As I stated in my first report, the results are in no way conclusive in regards to overall performance for each respective operating system, but for the Steinberg product the performance on Windows still remains far superior on the new versions

This round of testing initially started out as a direct comparative to explore the much publicized OSX multiprocessor / low latency scaling improvements that were supposed to be in Nuendo 5/ Cubase 5.5 , unfortunately I am drawing a blank in that department, but it did motivate me to expand the reference plugins used that will also be used as we explore the other DAW applications.


Does the report show the whole story, well not entirely, as the Real World session that was detailed in the first report did show a slight improvement on OSX, allowing the 96K version to run one step down in the audio latency department from 128 to 064 in N5 - maybe that's how Steinberg came up with these magical 80% improvement figures, who knows ?

My only conclusion after all of the above on my personal Quadcore Hyperthreaded system is that there really isn't much to the OSX Multiprocessor improvements , they could rear their heads with higher core counts, but I am not overly optimistic.


That closes off the Steinberg specific testing, the next report will cover comparative performance of 3 DAW's - Nuendo 5 , Reaper 3.6 and StudioOne 1.5 using the 3rd party plugins to get as consistent a test platform as possible. All use VST Plugins/ASIO/Core Audio, all have similar playback buffering routines, and of course , and most importantly , all are developed cross platform.

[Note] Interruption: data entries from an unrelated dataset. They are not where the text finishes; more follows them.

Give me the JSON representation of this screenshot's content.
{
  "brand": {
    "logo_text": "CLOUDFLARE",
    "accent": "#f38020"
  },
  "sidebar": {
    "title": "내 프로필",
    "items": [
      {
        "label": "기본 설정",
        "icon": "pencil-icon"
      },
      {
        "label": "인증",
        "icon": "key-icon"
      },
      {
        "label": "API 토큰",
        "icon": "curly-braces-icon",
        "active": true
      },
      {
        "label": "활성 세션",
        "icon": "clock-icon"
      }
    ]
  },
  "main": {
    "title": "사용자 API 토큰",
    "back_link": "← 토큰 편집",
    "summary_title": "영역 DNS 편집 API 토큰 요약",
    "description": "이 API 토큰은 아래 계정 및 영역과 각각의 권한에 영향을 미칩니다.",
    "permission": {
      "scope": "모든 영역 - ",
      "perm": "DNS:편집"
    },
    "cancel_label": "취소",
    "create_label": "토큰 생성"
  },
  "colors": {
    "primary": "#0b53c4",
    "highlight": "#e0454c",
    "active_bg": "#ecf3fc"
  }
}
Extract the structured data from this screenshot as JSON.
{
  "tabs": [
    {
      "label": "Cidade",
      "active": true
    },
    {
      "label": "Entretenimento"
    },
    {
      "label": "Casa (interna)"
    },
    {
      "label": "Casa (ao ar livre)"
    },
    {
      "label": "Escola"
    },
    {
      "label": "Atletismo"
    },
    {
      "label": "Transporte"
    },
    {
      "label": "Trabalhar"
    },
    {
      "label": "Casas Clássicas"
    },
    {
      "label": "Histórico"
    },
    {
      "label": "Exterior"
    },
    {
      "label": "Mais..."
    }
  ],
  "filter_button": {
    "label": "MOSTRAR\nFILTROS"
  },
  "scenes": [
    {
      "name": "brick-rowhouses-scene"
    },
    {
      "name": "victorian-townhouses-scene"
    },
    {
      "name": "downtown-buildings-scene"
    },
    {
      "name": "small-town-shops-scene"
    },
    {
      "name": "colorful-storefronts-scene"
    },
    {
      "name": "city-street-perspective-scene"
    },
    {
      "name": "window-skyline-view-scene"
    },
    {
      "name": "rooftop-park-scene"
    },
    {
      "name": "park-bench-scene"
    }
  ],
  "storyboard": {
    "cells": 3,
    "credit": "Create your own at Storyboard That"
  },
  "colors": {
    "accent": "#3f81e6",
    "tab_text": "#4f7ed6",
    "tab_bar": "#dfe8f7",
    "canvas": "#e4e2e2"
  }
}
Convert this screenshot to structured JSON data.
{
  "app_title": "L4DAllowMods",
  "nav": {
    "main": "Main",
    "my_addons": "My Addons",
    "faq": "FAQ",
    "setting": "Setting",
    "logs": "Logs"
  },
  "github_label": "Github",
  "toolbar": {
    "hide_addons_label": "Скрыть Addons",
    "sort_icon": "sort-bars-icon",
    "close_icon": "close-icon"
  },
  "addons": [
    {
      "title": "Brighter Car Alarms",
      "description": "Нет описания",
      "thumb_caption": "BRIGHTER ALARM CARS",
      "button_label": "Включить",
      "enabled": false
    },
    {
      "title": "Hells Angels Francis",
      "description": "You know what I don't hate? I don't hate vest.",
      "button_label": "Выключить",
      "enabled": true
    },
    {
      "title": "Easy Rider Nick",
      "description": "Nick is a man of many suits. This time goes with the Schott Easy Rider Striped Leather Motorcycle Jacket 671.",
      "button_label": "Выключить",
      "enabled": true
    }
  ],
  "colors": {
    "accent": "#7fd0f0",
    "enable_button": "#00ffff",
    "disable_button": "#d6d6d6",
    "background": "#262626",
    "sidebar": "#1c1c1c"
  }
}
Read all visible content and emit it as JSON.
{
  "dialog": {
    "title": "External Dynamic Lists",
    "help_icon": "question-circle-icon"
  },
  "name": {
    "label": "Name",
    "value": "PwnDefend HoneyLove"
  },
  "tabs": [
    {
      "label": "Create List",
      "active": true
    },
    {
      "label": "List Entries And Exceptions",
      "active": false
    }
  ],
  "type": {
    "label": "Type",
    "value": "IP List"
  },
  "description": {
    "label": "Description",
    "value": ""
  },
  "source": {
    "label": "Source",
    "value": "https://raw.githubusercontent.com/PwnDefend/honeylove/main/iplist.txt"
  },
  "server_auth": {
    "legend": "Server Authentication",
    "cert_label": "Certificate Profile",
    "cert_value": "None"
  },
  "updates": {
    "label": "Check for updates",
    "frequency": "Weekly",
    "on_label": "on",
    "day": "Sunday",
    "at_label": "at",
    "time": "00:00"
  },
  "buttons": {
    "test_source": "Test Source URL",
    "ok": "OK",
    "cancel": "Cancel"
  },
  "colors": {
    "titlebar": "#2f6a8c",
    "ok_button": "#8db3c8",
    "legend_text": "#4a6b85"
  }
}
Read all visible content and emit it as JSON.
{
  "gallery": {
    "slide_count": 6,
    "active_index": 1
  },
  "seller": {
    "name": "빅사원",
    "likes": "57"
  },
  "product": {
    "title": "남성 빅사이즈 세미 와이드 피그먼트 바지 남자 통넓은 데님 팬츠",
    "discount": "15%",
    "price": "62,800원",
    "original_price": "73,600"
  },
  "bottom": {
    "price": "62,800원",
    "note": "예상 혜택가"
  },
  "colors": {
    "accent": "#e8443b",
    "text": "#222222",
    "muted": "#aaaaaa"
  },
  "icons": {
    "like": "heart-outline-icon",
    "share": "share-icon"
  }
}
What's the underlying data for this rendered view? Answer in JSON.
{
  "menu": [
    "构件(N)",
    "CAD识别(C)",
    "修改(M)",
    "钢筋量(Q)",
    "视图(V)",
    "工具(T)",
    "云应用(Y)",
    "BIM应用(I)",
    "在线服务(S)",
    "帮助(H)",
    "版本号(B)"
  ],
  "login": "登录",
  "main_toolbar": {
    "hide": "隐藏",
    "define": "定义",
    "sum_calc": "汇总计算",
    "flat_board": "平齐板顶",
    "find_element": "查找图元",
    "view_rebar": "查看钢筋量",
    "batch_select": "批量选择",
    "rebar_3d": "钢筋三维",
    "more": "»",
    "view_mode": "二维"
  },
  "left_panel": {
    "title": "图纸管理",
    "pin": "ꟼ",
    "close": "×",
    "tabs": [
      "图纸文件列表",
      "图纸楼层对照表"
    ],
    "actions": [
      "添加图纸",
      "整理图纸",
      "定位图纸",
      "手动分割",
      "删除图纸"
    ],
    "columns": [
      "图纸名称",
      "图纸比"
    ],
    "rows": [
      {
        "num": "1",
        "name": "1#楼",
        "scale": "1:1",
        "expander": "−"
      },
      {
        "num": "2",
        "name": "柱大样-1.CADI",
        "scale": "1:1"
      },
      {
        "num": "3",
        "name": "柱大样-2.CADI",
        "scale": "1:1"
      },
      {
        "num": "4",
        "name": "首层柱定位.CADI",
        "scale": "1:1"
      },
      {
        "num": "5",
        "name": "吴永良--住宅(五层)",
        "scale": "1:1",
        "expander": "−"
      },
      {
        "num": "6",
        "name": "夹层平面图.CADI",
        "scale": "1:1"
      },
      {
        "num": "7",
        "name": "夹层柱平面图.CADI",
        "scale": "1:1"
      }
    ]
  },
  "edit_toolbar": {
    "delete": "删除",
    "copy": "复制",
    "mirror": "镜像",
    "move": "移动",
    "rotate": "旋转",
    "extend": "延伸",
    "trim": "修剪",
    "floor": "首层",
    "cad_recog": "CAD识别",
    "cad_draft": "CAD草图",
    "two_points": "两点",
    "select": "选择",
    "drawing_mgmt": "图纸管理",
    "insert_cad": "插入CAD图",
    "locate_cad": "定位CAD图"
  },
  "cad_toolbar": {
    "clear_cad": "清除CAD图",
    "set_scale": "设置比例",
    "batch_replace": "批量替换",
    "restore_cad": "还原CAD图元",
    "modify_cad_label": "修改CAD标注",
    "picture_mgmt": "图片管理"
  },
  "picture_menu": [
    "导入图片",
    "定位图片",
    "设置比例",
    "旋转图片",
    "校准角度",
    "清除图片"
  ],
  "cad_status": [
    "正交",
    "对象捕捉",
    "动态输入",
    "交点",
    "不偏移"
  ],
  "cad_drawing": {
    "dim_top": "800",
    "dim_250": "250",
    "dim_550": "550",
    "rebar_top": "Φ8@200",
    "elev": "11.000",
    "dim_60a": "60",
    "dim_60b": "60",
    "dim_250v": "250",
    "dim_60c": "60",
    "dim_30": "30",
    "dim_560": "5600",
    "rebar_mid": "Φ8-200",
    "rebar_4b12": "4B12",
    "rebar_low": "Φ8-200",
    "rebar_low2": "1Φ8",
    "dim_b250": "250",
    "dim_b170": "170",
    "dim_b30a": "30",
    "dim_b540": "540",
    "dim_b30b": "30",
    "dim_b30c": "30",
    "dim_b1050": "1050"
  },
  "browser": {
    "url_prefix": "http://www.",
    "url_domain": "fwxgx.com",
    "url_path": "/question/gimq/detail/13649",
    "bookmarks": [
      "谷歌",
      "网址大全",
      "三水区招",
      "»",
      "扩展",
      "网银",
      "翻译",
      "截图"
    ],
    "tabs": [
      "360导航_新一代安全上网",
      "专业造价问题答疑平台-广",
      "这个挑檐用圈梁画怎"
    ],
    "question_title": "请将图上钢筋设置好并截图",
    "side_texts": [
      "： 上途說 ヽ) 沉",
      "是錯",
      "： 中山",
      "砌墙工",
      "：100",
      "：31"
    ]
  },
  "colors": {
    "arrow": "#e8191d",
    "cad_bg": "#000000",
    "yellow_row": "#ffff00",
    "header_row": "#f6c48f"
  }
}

Vin Curigliano
AAVIM Technology
October 21 2010

Part I | III | IV | V | VI

© AAVIMT 2010